On the road, the Captur is solid and planted, and with that diesel engine, it’s well set up for motorway driving. The steering and pedals are light so it’s a very easy car to drive and the compact dimensions make it easy to manoeuvre and park. The light controls do work a little bit against the Captur on a rural road because the steering can feel a bit vague as you turn in for the corner, and the body roll will put you off driving fast around them.
The 1.5 dCi has emissions of just 95g CO2/km so will cost just €180 to tax per year. The official economy for this engine is just over 74mpg.
There are three trim levels for the Irish market: Life, Intense and Signature. Standard equipment is very good including four electric windows, Bluetooth, alloys, daytime running lights, cruise control and climate control. Signature trim has recently been added to the range and the kit list is very impressive – additional rear parking sensors, rear view camera, rear privacy glass, part leather upholstery, heated front seats and Renault’s R-Link infotainment system (includes a navigation system). A red touch pack as standard on Signature trim, adds red trim around the vents and the centre console.

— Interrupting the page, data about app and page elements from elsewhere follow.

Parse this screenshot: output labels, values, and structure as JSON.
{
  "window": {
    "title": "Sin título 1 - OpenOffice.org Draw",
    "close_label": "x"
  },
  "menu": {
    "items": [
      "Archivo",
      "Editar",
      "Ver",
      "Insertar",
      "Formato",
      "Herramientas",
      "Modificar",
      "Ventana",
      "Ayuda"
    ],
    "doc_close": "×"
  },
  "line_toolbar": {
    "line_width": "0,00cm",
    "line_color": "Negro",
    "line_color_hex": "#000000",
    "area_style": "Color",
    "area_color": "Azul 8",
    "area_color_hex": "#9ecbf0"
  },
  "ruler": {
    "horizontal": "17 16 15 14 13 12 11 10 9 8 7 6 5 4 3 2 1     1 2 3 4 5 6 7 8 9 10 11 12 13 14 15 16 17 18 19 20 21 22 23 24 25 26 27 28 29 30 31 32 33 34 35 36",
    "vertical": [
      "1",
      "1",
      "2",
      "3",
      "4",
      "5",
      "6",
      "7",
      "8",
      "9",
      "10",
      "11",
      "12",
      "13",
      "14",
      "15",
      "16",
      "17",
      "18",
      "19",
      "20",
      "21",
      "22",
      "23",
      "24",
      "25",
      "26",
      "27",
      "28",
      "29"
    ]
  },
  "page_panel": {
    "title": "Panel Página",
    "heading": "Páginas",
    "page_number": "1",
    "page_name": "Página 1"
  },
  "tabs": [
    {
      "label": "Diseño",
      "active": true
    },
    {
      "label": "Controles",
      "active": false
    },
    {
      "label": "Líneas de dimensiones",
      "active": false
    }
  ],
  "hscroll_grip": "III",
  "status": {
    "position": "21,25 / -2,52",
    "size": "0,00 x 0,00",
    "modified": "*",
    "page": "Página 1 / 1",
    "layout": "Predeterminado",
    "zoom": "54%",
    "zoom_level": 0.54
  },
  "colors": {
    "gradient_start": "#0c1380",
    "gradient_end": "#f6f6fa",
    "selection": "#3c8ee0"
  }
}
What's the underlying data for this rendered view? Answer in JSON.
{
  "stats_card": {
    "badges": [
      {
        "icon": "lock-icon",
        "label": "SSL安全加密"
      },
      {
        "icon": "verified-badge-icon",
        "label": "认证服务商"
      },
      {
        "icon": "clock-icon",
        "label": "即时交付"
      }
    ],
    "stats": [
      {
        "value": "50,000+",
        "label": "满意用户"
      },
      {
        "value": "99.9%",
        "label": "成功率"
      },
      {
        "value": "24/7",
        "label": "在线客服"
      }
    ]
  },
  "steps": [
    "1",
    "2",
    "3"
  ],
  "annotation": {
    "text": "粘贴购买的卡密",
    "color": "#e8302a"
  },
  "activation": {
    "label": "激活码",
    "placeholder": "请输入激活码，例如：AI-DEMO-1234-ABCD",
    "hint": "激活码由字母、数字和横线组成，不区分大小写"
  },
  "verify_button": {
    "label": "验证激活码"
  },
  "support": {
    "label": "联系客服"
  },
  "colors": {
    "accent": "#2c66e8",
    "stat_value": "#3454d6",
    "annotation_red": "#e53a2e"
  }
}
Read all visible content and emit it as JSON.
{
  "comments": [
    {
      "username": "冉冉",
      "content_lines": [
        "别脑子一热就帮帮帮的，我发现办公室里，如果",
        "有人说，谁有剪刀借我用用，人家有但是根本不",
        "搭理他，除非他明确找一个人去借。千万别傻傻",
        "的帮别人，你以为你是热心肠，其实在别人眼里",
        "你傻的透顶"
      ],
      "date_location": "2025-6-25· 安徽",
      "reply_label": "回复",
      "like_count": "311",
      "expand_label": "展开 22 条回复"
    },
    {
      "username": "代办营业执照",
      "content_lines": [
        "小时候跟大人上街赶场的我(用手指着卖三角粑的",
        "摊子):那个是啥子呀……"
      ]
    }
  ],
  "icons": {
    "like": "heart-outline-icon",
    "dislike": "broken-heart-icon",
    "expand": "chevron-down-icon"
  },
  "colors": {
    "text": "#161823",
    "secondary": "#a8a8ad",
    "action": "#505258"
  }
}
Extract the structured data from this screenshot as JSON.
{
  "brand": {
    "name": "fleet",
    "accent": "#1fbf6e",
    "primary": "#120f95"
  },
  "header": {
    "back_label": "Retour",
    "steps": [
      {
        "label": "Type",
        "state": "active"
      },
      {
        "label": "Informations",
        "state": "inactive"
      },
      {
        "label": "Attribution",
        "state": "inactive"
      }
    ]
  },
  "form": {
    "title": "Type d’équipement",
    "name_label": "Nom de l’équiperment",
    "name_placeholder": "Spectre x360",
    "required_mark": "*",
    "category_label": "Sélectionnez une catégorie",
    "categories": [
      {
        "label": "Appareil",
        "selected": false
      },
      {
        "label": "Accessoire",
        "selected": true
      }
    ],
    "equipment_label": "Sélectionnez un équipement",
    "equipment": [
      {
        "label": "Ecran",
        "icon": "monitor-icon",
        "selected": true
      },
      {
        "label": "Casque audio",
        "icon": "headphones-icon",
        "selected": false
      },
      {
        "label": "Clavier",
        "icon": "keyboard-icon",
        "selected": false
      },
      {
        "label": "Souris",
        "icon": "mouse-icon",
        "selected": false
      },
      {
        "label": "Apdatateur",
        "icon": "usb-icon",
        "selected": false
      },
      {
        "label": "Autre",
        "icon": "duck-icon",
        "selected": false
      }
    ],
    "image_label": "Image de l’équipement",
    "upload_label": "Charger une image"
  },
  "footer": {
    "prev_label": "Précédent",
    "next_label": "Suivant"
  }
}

Though there’s no four wheel drive option for the Captur, Signature trim adds Renault’s Grip Xtend advanced traction control system. It features three modes (Road, Loose Ground and Expert) and you can toggle between them via a rotary dial on the centre console.
The Captur is not the sort of car that will encourage you to drive fast – it’s more of a comfortable, refined and economical one that you will enjoy on the motorway or around town. It’s a small car but Renault has packaged the space really well with clever design touches, and in a crowded compact crossover market the Captur stands out for its style and customisation – without being weird-looking. So if you don’t fall for the space, you will certainly love the way it looks!
Model Tested: Renault Captur 1.5 dCi 90 Signature
Engine: 1.5-litre diesel
0-100km/h: 13.1 seconds
CO2 Emissions: 95g/km
Motor Tax: €180 per year